Ask Not, And Ye Shall Receive
Okay, as I think I've mentioned, I've been going through some financial difficulties recently. Well, in searching for jobs to remedy that situation, I've been spreading out my net rather widely. Since I'm still working on my doctoral dissertation, I've been looking for part-time jobs that would allow me to still put in time on my research, but I've been looking into just about any kind of part-time job I feel I might be remotely qualified for.
In particular, I seem to have stumbled into acting.
I say "stumbled into" because, well, I ran across a call for actors for a corporate promotional video on craigslist, and I thought, what the hey, no harm in trying. And, rather to my surprise, I got a part. Getting a part in my first audition ever encouraged me enough that I figured I may as well keep at it, and so I began to look into acting a little more. And a few days later I got an audition for a part in a commercial for a major company. I didn't think the audition had gone well, but apparently it went better than I thought, because I got a callback.
By this point, I was really wanting to get this part. Not only did it pay better than the part in the corporate promotional video, but it was...well, more visible (it may even be a commercial intended to air on national TV--I didn't ask, and I'm not sure), and it would no doubt look much better on my résumé if I decide to keep acting (and at this point, I'm pretty sure I will; based on the reactions I've gotten, I actually seem to be pretty good at it). I wasn't sure what my chances were--sure, I got a callback, but so did at least half a dozen others, and I had no prior professional acting experience (the corporate promotional video not having been shot yet at that point)--but I really wanted this part.

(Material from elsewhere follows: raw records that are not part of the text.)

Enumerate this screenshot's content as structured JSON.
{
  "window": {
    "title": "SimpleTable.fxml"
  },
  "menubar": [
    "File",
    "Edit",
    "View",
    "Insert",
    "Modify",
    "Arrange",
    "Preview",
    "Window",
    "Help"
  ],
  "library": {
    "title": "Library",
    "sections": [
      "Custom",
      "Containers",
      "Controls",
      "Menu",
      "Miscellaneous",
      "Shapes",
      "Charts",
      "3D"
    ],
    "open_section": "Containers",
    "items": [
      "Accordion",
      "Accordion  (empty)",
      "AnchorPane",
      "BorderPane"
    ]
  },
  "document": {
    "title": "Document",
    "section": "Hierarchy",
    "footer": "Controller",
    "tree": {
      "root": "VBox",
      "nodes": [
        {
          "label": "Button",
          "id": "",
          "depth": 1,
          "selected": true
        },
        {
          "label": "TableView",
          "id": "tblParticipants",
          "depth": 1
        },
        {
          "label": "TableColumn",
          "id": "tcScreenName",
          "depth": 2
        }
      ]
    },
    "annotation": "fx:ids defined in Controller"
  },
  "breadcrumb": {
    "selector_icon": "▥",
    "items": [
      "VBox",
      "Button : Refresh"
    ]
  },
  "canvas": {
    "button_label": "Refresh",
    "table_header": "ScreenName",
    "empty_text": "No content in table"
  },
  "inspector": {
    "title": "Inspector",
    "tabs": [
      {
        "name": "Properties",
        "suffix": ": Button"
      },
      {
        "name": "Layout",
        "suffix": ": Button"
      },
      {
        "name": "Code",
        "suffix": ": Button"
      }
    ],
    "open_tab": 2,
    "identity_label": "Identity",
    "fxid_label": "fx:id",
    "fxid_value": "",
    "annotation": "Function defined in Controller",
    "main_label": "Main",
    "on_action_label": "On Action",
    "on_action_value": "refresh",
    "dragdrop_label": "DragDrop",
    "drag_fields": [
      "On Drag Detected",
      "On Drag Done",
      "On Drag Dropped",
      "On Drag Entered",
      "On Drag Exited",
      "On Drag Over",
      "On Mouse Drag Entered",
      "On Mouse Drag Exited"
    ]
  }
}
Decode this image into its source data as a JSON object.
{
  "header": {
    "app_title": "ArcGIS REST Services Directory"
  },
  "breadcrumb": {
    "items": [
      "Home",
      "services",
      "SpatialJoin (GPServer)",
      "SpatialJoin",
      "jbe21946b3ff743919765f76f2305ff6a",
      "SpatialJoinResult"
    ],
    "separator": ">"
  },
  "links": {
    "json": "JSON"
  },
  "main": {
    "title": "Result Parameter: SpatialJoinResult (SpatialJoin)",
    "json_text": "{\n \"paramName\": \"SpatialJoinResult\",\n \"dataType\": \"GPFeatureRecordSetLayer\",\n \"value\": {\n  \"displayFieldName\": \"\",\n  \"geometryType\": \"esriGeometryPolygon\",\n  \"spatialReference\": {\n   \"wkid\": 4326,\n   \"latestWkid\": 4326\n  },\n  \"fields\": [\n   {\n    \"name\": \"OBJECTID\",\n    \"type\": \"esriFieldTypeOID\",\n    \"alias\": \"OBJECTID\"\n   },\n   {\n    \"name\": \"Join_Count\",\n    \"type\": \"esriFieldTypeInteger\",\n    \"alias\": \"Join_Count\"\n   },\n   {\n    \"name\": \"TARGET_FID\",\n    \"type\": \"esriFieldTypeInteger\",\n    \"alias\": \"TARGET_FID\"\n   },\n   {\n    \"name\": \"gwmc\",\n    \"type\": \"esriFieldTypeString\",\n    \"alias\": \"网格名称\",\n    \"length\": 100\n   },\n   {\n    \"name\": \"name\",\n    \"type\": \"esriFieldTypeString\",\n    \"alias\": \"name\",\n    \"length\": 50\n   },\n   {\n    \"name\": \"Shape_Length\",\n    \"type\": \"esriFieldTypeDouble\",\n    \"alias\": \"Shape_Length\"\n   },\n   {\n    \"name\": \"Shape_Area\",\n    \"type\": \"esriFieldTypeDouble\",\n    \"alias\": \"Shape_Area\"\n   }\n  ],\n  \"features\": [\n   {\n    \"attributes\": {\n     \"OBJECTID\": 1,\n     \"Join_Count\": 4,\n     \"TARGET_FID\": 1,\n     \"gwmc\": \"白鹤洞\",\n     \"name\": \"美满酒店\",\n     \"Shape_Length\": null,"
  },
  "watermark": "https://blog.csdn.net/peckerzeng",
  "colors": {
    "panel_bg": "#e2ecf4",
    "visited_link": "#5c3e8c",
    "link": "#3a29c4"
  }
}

Now. As those who've been reading this blog know, I was raised in the Mormon church. I don't believe in it anymore, of course, but I was a faithful Mormon for more than thirty years (if you count my early childhood when I didn't really understand anything about it). And...even though I don't believe in it anymore, or rather I've accepted that I never really had any reason to believe in it in the first place, and even though on at least one level I've come to terms with that, thirty-odd years of indoctrination leaves marks that don't come off easily. At some levels, there's still a lot of deprogramming to be done.
One of the things that I was raised to believe, of course, is that if you really want something, you should pray to God for help. And somewhere in the back of my mind, in the areas that haven't fully overcome the religious brainwashing yet, part of me wanted to pray that I'd get this part.
With only a little dramatic license, I can cast my thought processes in terms of an argument with myself:
You really want this part. You ought to pray about it.
I'm not going to pray about it. I don't believe in prayer anymore.
Still, you feel like you ought to be doing something about it, right? Go ahead. Pray about it.
That wouldn't be doing anything effective. I'm not going to pray about it. I don't believe in God.
Okay, sure, you don't believe in God, but...why not pray about it, just in case? Sure, you may not believe it'll help, but it can't hurt, right?
I'm not going to pray about it "just in case". I don't believe in God. I have no reason to believe prayer can accomplish anything.
But even if God doesn't exist, prayer isn't going to hurt anything.
It's the principle of the thing. I have to try to get over old habits like that, and I don't need to feel like I'm doing something useful when I'm not. I'm not going to pray about it.
So, despite a bit of an inner struggle with my old self, I stuck to my guns and didn't pray about it.
I got the part.
I'm not saying this proves anything, of course. But I thought it might be worth mentioning.